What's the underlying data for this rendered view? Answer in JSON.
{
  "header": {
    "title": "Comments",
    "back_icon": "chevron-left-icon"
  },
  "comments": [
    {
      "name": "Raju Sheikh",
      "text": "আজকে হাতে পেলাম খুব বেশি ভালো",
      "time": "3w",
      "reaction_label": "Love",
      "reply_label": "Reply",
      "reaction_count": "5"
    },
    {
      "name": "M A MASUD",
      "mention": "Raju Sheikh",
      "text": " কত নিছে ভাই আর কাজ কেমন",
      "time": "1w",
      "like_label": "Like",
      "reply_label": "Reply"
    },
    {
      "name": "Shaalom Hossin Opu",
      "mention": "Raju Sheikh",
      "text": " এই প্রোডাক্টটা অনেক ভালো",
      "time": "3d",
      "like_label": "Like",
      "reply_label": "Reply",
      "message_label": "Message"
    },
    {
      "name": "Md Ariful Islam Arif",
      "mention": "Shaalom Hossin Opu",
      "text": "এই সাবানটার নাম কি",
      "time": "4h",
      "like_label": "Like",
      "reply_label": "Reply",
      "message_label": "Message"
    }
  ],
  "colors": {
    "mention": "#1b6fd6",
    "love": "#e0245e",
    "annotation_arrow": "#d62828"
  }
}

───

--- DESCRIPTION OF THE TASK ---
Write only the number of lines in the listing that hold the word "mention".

--- ANSWER TO THE EXERCISE ---
4